What is the treatment for malaria?
Malaria can be treated with specific antimalarial drugs. It can be treated effectively in its early stages, but delaying treatment can have serious consequences.
Travelers who become ill with a fever during or after a travel in a malaria risk area should seek prompt medical attention and should inform their physician of their recent travel history. Neither the traveler nor the physician should assume that the traveler has 'the flu' or some other disease without doing a laboratory test to determine if the symptoms are caused by malaria.
How can malaria be prevented?
The risk of malaria in the United States is virtually nonexistent. Malaria may be prevented in travelers who visit areas where malaria is present if they use antimalarial drugs and personal protection measures (for example, mosquito netting and insect repellents). The risk of malaria depends on the traveler's itinerary and activities, and their duration of travel. Anopheles mosquitoes bite during nighttime hours, from dusk to dawn, so it is especially necessary to be aware of possible exposure during these hours.

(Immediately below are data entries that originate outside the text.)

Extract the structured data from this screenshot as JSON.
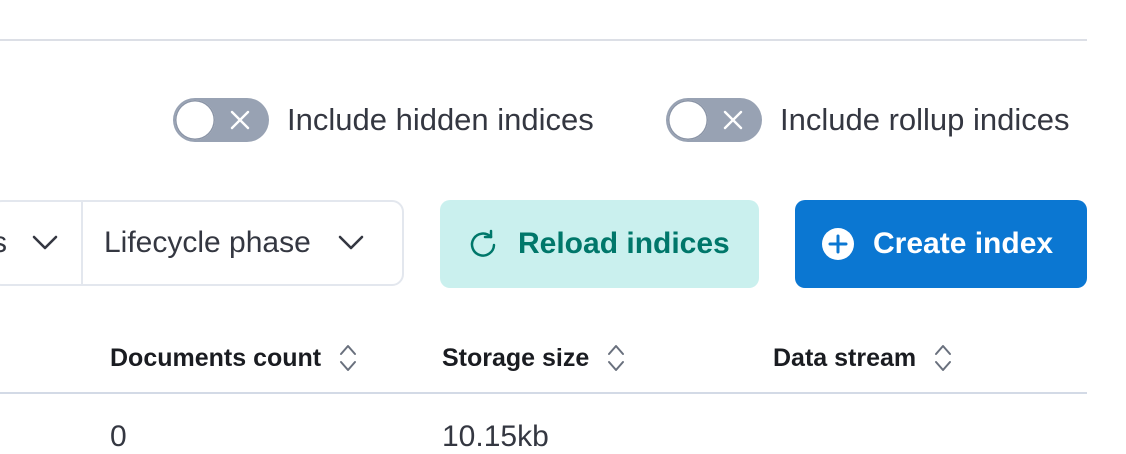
{
  "toggles": {
    "hidden_label": "Include hidden indices",
    "rollup_label": "Include rollup indices"
  },
  "filters": {
    "first_partial_label": "s",
    "lifecycle_label": "Lifecycle phase"
  },
  "buttons": {
    "reload_label": "Reload indices",
    "create_label": "Create index"
  },
  "table": {
    "columns": [
      "Documents count",
      "Storage size",
      "Data stream"
    ],
    "first_row": {
      "documents_count": "0",
      "storage_size": "10.15kb"
    }
  },
  "colors": {
    "reload_bg": "#caf0ee",
    "reload_text": "#00776a",
    "create_bg": "#0b77d2",
    "toggle_off": "#98a2b3"
  }
}
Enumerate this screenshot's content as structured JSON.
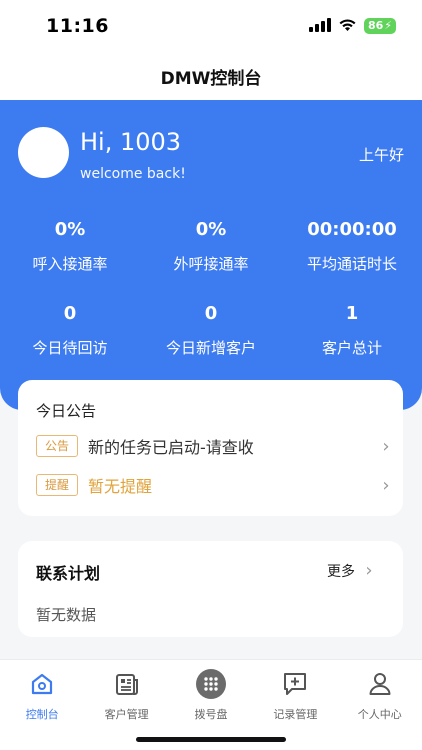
{
  "status_bar": {
    "time": "11:16",
    "battery": "86"
  },
  "nav": {
    "title": "DMW控制台"
  },
  "hero": {
    "greeting": "Hi, 1003",
    "welcome": "welcome back!",
    "time_greeting": "上午好",
    "stats": [
      {
        "value": "0%",
        "label": "呼入接通率"
      },
      {
        "value": "0%",
        "label": "外呼接通率"
      },
      {
        "value": "00:00:00",
        "label": "平均通话时长"
      },
      {
        "value": "0",
        "label": "今日待回访"
      },
      {
        "value": "0",
        "label": "今日新增客户"
      },
      {
        "value": "1",
        "label": "客户总计"
      }
    ]
  },
  "notice": {
    "title": "今日公告",
    "items": [
      {
        "tag": "公告",
        "text": "新的任务已启动-请查收"
      },
      {
        "tag": "提醒",
        "text": "暂无提醒"
      }
    ]
  },
  "plan": {
    "title": "联系计划",
    "more": "更多",
    "empty": "暂无数据"
  },
  "tabs": [
    {
      "label": "控制台",
      "icon": "home-icon"
    },
    {
      "label": "客户管理",
      "icon": "customer-icon"
    },
    {
      "label": "拨号盘",
      "icon": "dialpad-icon"
    },
    {
      "label": "记录管理",
      "icon": "record-add-icon"
    },
    {
      "label": "个人中心",
      "icon": "person-icon"
    }
  ],
  "colors": {
    "primary": "#3d7bf0",
    "tag": "#e1a33b",
    "battery": "#5fd35a"
  }
}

It is important to remember that travelers can still get malaria, despite use of antimalarial drugs and other prevention measures.
Where can I get more information?
- Your personal doctor.
- Your local health department listed in your telephone directory.
- The Utah Department of Health, Bureau of Epidemiology (801) 538-6191 or Immunization Program (801) 538-9450.
- The Division of Quarantine, National Center for Infectious Diseases, Centers for Disease Control and Prevention has information on malaria and other diseases of concern to travelers at http://www.cdc.gov/travel/travel.htm
UTAH DEPARTMENT OF HEALTH
BUREAU OF EPIDEMIOLOGY
This fact sheet was based on the Centers for Disease Control and Prevention's Malaria: General Information sheet (last updated 7/12/96) and Centers for Disease Control and Prevention. Case definitions for infectious conditions under public health surveillance. MMWR 1997; 46 (No. RR-10):22-23.